The House passed a health-care bill that will benefit first responders sickened at the World Trade Center site on 9/11.
The bill passed 268 to 160, with 13 Republicans on-board.
The bill was defeated this summer as part of a different package that required a two-thirds majority. Today's vote only required 51 percent approval to pass.
President Barack Obama has said he would sign the bill, if it reaches his desk, but the fate of the bill remains uncertain. It now goes to the Senate, where there is a slim Democratic majority.
Republicans are concerned with how the long-term medical care would be funded. They say say the bill is another big-government entitlement program that would boost taxes and kill jobs.
The expected cost of the program is $7.4 billion.
Rep. Charles Boustany of Louisiana says Republicans would've supported the bill, but disagreed with covering the cost by adding a payroll tax for certain overseas companies.
"This tax increase will make it less attractive for many of these 'in-sourcing' companies to initiate or expand operations here in the United States. Potentially encouraging them to ship these jobs overseas," Boustany says.
Republicans offered to make an amendment that would pay for the bill by delaying or eliminating many of the measures in the landmark health-care bill passed earlier this year. Local Congressman Anthony Weiner calls that move a non-starter. "You want to re-litigate the health-care bill? OK, we're going to get to do that the first Tuesday of November. People are going to be talking was the health-care bill a good bill or a bad bill? Let's do that later. Let's do the politics later. Let's do the right thing now," he says.
Joesph Zadroga, the father of the late James Zadroga, whom the bill was named for, says he was overjoyed when the bill finally passed. "I literally had tears in my eyes," he says. "Hopefully after we get through the Senate that the first responders are going to get the health care and the compensation that they're due," Zadroga says.

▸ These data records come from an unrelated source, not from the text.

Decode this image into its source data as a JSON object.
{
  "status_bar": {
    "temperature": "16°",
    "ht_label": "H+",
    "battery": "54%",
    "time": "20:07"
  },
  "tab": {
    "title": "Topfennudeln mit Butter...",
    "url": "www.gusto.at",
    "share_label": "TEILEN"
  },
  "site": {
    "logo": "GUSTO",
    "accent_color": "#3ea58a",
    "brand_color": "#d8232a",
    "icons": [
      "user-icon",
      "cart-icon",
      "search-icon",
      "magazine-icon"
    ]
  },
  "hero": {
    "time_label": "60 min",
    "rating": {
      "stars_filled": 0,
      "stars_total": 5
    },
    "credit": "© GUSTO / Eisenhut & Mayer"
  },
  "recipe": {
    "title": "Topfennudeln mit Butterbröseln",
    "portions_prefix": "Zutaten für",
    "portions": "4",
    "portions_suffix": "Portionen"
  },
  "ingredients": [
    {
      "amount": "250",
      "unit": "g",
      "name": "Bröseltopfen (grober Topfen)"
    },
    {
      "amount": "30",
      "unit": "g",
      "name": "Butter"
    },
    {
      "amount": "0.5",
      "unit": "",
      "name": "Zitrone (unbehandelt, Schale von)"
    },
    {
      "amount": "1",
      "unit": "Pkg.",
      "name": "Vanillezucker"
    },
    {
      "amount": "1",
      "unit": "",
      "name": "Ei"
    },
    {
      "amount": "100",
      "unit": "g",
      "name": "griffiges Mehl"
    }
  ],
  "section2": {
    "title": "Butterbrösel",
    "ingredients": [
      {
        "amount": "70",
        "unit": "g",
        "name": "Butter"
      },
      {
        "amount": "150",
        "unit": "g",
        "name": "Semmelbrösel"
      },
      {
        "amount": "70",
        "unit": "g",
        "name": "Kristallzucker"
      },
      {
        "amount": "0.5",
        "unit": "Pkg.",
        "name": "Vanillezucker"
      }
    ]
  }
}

James Zadroga, was an an NYPD officer on 9/11. He died of respiratory disease 5 years after working rescue and recovery at the World Trade Center site.